### Task requirements
Each line of the records that includes "true" should be found and copied.

[Component data from apps and pages]
▽
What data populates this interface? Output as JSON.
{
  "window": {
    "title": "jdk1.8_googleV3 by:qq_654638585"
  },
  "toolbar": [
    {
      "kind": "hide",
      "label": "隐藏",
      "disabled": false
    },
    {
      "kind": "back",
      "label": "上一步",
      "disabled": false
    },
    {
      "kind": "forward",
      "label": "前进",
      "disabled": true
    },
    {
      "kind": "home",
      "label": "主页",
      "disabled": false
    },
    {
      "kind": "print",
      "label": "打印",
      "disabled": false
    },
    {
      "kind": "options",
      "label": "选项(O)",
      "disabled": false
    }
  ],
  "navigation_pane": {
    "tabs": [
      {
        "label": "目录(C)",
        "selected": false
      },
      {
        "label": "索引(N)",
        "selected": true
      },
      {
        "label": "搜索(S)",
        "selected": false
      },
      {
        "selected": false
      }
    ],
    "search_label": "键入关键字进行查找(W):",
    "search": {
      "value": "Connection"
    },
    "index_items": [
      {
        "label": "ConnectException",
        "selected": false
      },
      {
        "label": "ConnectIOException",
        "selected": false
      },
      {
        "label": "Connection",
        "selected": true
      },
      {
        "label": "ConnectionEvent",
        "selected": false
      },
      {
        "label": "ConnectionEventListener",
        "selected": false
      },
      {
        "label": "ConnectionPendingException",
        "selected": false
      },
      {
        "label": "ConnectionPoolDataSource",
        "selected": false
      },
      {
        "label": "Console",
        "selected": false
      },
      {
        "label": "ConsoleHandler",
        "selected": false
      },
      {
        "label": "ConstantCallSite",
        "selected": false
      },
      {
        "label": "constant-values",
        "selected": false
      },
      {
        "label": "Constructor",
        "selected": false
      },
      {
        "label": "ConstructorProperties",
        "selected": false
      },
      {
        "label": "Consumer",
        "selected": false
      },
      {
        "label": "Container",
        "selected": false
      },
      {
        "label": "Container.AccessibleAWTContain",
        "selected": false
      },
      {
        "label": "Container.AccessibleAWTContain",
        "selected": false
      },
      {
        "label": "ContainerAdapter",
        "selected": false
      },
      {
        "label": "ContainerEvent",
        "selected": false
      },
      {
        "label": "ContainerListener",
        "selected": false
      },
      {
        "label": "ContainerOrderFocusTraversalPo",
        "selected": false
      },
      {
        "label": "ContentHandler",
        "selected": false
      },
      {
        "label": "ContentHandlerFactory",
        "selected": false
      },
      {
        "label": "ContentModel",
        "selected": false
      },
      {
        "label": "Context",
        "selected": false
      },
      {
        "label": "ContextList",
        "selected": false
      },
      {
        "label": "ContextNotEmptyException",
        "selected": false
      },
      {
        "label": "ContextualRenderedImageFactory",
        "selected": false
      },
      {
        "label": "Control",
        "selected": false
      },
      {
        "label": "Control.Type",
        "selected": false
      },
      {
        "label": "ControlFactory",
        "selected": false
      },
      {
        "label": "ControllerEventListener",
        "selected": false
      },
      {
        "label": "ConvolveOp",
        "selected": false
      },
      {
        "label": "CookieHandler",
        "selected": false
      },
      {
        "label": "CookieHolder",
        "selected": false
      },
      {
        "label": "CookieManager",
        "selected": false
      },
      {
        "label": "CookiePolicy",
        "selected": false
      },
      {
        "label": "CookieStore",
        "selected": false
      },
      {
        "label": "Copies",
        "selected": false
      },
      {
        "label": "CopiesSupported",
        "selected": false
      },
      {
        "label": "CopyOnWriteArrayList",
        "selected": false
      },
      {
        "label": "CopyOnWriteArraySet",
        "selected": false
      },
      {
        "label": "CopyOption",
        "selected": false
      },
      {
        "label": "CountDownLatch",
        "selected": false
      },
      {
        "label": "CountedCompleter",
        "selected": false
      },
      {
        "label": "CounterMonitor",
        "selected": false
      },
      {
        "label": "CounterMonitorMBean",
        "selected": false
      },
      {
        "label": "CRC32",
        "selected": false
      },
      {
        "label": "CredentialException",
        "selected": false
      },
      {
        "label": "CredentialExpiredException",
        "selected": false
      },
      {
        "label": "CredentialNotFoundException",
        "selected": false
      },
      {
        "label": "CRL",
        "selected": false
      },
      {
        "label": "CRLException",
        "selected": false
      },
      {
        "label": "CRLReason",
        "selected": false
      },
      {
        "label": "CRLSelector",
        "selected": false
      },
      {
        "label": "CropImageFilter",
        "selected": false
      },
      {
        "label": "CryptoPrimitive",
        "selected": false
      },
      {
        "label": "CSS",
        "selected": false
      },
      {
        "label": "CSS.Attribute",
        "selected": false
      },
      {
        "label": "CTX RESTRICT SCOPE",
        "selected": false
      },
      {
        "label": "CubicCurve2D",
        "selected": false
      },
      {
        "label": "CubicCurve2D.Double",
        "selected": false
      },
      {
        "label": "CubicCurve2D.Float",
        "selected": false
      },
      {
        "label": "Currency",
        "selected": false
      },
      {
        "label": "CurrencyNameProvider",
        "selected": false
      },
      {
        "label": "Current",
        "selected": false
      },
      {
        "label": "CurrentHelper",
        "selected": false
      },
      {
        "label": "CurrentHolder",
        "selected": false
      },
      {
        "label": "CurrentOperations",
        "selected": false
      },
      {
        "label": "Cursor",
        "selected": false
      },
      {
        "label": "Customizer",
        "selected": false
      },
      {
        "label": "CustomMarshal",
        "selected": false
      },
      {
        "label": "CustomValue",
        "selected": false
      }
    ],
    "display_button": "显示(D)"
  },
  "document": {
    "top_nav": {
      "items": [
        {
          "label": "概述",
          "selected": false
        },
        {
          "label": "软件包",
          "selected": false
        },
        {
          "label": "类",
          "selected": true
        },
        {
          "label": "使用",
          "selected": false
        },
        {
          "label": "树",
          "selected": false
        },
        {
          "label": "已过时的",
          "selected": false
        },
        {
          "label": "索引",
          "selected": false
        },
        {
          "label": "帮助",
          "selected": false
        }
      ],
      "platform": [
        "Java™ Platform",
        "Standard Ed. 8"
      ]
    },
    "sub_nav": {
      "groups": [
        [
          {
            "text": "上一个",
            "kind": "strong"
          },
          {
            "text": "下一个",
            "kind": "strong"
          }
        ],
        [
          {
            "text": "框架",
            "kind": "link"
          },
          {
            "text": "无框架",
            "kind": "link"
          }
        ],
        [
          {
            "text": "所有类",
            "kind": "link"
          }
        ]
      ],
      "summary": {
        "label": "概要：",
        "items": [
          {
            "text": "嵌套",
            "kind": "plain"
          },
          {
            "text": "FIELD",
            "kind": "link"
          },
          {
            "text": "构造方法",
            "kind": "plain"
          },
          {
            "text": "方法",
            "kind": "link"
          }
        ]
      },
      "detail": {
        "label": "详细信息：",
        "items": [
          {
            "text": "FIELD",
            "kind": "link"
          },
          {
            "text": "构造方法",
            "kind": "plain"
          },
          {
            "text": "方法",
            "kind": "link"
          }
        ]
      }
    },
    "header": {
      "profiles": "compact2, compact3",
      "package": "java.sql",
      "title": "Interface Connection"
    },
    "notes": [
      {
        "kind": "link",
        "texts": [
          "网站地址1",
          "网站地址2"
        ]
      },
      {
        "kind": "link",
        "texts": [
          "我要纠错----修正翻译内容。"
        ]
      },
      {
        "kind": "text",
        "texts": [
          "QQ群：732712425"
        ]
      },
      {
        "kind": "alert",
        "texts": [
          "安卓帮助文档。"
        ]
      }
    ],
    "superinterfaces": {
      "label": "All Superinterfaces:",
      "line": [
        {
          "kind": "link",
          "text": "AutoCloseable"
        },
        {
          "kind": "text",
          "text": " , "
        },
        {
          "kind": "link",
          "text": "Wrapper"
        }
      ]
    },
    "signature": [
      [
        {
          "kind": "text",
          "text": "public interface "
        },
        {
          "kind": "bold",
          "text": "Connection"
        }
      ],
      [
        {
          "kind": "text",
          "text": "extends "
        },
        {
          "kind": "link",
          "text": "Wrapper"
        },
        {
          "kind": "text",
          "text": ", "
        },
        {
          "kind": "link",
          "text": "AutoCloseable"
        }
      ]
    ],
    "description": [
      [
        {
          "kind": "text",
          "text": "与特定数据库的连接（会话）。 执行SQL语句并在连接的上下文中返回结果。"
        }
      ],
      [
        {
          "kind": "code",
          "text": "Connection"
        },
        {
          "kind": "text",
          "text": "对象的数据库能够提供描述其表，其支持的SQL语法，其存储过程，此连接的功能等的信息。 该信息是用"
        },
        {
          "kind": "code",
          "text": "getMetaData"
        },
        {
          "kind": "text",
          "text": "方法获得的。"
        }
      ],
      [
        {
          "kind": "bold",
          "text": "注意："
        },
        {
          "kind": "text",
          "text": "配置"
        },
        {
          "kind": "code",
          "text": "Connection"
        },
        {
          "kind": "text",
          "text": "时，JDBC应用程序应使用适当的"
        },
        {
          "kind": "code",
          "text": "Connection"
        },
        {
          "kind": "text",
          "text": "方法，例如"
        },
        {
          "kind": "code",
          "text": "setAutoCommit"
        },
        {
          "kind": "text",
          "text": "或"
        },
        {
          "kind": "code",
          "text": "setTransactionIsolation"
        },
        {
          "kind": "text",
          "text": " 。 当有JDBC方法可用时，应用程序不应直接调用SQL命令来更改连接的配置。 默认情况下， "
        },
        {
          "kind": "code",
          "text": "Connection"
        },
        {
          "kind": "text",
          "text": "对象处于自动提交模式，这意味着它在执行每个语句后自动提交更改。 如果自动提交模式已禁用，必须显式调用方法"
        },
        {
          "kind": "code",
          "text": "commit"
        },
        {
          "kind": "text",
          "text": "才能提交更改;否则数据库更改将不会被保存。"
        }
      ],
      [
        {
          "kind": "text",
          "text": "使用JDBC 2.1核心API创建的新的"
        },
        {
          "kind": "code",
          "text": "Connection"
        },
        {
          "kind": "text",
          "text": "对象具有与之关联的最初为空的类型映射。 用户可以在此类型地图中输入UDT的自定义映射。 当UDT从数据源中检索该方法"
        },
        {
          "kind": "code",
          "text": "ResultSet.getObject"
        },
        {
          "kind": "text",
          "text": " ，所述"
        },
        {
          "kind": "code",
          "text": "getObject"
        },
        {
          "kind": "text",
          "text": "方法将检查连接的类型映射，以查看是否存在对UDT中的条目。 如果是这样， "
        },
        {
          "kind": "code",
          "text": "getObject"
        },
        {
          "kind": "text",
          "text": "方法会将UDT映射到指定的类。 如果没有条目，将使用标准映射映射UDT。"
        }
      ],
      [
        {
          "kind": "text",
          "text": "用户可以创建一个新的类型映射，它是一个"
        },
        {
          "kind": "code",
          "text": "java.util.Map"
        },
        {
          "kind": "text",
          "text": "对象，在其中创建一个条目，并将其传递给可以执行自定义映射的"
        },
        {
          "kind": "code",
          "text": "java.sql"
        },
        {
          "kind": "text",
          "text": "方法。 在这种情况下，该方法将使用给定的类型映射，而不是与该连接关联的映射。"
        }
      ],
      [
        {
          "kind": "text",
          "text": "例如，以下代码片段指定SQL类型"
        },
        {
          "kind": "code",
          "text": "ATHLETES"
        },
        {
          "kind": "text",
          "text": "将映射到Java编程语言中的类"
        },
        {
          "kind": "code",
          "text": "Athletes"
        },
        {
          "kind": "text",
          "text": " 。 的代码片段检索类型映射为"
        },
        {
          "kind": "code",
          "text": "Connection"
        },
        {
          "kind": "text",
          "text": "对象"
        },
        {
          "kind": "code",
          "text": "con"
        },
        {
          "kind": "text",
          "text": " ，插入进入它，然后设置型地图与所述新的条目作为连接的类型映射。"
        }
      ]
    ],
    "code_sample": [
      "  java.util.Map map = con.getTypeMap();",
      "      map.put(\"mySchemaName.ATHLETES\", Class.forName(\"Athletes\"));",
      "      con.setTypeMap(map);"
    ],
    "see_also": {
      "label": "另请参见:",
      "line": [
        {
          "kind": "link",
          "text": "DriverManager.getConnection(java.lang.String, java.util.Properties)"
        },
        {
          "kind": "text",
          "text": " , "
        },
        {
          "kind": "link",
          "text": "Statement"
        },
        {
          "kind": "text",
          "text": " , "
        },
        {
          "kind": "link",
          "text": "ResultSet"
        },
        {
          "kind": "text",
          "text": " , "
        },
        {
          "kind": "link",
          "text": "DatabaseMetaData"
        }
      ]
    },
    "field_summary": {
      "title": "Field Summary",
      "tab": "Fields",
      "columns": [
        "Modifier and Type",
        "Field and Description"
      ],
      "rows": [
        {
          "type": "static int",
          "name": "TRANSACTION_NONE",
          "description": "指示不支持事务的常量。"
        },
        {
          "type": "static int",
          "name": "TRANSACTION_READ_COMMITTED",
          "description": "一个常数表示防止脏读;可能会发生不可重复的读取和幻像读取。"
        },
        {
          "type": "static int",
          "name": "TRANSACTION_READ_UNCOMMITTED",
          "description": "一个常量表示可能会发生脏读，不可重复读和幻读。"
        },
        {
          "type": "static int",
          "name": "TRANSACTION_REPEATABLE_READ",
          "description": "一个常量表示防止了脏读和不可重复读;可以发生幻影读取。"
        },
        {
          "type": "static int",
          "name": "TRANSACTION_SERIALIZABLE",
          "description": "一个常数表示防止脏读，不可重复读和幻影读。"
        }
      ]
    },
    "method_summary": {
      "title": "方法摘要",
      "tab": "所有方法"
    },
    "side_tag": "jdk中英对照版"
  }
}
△
### Result of this task
      "disabled": true
        "selected": true
        "selected": true
          "selected": true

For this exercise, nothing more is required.